Confirm that the audit firm holds the necessary qualifications and is accredited to conduct pension scheme audits. They should be recognised by a relevant professional body e.g. Institute of Chartered Accountants in England and Wales.

Experience in pension scheme audits

Look for auditors with specific experience in pension schemes, as this area requires specialised knowledge. Ask about their experience with schemes similar to yours in terms of size and type (defined benefit, defined contribution, etc.).

Understanding of regulations

Ensure that the audit firm is up-to-date with the latest pension legislation and regulatory requirements. Such as the new General Code of Practice. They should demonstrate a thorough understanding of the Pensions Act, the role of The Pensions Regulator, and any other relevant guidelines.


Research the audit firm's reputation in the industry. This can include seeking references, reviewing testimonials, or checking if they have faced any disciplinary actions.


The pension scheme auditor must be independent of the scheme's administration and management to ensure an unbiased audit. Verify that there are no conflicts of interest that could affect the audit firms objectivity.

Pension scheme audit approach

Discuss the auditor's approach to pension scheme audits, including how they plan to assess risks, their process for testing and validation, and how they handle potential issues or discrepancies.


Good communication is essential. The auditor should be willing to maintain open and clear communication with the scheme's trustees and managers throughout the audit process.

Resources and support

Ensure that the audit firm has sufficient resources and expertise to conduct the audit efficiently and effectively, particularly if your scheme is large or complex.

Fees for pension scheme audits

Obtain and compare fee proposals from potential auditors. While cost is an important factor, it shouldn't be the sole basis for your decision. Consider the value and quality of the audit service provided.

Terms of Engagement

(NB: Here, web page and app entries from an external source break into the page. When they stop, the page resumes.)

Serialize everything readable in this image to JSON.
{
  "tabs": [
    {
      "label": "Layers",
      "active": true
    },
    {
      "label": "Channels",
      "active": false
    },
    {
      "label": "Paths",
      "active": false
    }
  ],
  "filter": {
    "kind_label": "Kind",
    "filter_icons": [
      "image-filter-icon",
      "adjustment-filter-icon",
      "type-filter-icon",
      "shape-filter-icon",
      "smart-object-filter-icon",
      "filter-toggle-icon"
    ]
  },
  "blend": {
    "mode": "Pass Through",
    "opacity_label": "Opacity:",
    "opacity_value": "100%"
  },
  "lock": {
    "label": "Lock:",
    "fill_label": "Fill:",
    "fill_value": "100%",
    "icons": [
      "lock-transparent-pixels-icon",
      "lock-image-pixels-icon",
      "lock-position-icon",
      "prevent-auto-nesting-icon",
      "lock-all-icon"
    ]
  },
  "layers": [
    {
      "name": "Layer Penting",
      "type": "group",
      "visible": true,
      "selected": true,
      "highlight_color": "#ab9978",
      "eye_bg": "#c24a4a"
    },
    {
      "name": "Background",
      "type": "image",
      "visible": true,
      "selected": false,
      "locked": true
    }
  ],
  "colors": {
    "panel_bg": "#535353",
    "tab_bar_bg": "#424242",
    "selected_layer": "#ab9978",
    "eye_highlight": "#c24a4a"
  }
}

Review and agree on the terms of engagement, which should clearly outline the scope of the audit, the responsibilities of both parties, the timeline, and any other relevant details.

Continuous Professional Development

Check that the auditor's team engages in continuous professional development to stay current with changes in accounting standards, pension legislation, and best practices.

Post-Audit support

Consider whether the auditor offers support after the audit is completed, such as guidance on implementing recommendations or addressing identified issues.

By carefully considering these factors and conducting due diligence, you can select a pension scheme audit firm that will provide a thorough, compliant, and insightful audit, contributing to the effective governance and management of your pension scheme.